Citing PatentFiling datePublication dateApplicantTitle
US3779852 *Feb 23, 1971Dec 18, 1973Textiltech ForschTextile fabric and method of producing same
US3862872 *Aug 17, 1972Jan 28, 1975Rohm & HaasApparatus for making non-woven pile fabric
US3955246 *Apr 22, 1975May 11, 1976International Fastener EstablishmentSeparable fastener
US4018557 *Jul 2, 1975Apr 19, 1977Richard Donovan GloverYarns with affinity for sublimatic dyes
US4123826 *Jun 3, 1975Nov 7, 1978International Fastener EstablishmentSeparable fastener
US5254194 *Aug 21, 1991Oct 19, 1993Minnesota Mining And Manufacturing CompanyCoated abrasive sheet material with loop material for attachment incorporated therein
US5256231 *Jul 18, 1990Oct 26, 1993Minnesota Mining And Manufacturing CompanyMethod for making a sheet of loop material
US5354591 *Aug 2, 1993Oct 11, 1994Minnesota Mining And Manufacturing CompanyCoated abrasive sheet material with loop material for attachment incorporated therein
US5424301 *Feb 1, 1993Jun 13, 1995Warner-Lambert CompanyCognition activators
US5611791 *Jan 11, 1996Mar 18, 1997Minnesota Mining And Manufacturing CompanySheet of loop material, and garments having such loop material incorporated therein
US5616394 *Jun 1, 1995Apr 1, 1997Minnesota Mining And Manufacturing CompanySheet of loop material, and garments having such loop material incorporated therein
US5643397 *Jun 1, 1995Jul 1, 1997Minnesota Mining And Manufacturing CompanyEquipment for forming a sheet of loop material
EP0341993A1 *May 10, 1989Nov 15, 1989Minnesota Mining And Manufacturing CompanySheet material for forming the loop portion for hook and loop fasteners
Classifications
U.S. Classification156/205, 156/210, 28/279, 156/72, 28/159, 428/96
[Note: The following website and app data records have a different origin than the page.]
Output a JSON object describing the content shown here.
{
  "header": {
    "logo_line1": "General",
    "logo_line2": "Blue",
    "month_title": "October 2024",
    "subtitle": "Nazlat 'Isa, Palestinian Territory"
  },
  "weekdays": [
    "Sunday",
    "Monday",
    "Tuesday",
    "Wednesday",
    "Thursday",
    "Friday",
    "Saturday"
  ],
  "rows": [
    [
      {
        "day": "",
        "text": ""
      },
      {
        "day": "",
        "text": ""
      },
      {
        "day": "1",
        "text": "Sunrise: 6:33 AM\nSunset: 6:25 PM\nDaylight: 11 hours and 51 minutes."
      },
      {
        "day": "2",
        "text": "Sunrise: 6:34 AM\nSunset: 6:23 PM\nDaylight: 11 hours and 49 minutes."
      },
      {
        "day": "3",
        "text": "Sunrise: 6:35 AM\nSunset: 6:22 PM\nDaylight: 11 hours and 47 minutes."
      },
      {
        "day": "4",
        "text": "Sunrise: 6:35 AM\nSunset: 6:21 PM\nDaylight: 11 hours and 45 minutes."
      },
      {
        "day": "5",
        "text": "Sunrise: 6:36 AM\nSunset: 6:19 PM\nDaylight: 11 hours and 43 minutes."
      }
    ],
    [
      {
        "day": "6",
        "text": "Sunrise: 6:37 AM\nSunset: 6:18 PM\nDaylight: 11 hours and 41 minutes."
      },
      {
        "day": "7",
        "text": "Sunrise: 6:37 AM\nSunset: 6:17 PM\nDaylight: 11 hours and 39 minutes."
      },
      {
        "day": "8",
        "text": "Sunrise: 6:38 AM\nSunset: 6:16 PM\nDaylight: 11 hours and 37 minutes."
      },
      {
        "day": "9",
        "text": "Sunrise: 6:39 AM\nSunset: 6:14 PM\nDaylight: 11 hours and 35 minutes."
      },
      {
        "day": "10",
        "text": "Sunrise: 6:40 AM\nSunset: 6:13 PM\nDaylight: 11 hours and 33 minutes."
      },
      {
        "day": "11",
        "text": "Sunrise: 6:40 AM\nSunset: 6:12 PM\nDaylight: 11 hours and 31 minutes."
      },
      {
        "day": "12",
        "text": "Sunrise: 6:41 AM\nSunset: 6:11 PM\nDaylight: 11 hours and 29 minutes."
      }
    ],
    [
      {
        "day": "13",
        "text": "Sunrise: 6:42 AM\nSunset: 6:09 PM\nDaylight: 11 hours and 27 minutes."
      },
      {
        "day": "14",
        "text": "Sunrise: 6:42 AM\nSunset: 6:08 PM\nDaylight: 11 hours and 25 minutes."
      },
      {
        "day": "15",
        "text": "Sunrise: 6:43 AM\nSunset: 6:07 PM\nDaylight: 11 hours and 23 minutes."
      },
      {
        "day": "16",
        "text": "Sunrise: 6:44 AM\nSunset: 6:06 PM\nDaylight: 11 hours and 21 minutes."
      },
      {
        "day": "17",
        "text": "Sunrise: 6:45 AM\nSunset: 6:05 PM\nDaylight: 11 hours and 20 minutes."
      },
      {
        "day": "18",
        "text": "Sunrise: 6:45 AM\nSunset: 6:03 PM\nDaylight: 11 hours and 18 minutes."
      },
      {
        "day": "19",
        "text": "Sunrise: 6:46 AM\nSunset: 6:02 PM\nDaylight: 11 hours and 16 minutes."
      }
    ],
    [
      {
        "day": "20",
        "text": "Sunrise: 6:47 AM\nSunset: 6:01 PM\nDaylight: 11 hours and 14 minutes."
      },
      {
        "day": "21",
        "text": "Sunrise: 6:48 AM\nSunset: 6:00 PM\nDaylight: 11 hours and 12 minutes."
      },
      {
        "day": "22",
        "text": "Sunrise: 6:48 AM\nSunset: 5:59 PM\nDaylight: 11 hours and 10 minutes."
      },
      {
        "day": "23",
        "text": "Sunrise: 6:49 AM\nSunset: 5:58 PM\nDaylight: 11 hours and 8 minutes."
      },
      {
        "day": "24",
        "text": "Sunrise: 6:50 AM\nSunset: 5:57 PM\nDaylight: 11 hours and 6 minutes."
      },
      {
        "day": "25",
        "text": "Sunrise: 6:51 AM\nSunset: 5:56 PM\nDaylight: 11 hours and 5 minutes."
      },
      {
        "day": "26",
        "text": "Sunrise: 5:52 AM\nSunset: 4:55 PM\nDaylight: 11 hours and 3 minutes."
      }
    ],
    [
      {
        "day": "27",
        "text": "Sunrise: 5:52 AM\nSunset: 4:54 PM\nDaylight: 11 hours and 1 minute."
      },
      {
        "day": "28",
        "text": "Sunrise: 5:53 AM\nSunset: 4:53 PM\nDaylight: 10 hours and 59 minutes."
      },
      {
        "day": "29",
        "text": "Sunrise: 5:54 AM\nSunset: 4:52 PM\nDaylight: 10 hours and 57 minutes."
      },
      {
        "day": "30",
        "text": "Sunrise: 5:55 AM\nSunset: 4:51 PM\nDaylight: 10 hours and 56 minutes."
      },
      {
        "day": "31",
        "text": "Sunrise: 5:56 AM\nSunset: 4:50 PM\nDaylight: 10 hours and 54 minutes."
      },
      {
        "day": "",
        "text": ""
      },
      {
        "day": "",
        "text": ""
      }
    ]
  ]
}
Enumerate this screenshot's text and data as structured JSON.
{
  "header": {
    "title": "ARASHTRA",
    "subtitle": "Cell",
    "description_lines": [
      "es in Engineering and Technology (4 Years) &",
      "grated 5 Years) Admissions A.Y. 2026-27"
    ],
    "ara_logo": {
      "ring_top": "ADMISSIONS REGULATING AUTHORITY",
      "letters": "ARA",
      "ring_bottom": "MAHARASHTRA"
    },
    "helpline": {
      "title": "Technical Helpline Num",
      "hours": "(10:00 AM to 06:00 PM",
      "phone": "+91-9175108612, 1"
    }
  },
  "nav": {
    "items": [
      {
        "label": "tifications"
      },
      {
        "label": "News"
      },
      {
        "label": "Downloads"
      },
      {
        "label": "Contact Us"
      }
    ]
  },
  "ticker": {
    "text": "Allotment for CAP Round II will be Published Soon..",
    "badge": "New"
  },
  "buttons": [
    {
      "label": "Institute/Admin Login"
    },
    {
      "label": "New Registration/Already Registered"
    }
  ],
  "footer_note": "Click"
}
International ClassificationD04H11/00, D04H11/04
Cooperative ClassificationD04H11/04
European ClassificationD04H11/04